··· Information supplied

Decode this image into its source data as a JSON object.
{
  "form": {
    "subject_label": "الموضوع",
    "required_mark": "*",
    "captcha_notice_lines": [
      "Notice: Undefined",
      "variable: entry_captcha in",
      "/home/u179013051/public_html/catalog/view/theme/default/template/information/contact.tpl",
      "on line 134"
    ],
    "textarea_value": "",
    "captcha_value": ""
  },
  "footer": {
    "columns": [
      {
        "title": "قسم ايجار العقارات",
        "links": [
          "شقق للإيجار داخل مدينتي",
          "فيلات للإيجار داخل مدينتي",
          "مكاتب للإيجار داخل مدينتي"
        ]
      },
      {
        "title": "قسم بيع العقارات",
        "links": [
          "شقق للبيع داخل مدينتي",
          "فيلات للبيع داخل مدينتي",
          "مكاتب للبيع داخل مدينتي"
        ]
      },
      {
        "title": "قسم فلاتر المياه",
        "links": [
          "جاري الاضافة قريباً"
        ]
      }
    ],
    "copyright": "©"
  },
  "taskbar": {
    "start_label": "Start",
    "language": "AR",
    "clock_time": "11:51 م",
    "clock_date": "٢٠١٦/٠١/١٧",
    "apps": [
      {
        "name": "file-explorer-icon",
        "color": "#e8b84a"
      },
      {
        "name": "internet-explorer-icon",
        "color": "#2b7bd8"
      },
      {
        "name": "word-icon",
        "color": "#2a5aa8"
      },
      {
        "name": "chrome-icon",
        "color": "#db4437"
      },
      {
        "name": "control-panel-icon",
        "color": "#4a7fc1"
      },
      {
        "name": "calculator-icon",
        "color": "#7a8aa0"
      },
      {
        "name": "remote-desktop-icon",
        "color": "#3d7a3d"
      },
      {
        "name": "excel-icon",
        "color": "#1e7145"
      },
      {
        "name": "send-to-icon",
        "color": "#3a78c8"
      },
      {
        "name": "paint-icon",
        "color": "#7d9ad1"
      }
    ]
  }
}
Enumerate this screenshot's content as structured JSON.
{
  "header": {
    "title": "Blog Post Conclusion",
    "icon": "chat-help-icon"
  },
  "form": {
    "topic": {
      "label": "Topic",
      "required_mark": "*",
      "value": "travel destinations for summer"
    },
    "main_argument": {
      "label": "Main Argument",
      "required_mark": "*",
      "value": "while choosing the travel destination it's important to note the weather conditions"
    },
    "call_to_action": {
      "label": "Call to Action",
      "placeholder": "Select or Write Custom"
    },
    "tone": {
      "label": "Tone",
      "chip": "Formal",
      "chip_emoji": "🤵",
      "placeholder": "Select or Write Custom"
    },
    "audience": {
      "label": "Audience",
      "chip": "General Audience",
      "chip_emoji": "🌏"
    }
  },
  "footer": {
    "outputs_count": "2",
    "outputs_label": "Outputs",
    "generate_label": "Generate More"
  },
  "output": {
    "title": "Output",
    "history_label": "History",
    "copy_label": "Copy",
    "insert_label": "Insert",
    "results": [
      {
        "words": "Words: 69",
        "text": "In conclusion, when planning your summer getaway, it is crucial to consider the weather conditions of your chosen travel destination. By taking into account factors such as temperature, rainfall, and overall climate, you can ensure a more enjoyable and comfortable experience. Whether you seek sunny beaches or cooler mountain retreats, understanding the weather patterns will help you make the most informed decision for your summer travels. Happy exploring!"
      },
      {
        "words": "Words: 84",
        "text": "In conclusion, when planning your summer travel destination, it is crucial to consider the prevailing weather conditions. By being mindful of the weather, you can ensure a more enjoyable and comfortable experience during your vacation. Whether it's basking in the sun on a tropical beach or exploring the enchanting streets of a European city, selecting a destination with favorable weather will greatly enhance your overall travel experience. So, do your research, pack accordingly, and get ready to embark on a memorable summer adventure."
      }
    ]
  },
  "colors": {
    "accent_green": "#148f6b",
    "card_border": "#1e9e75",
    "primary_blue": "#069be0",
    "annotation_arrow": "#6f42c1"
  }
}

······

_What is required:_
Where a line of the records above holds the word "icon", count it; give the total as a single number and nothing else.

_Finished task:_
11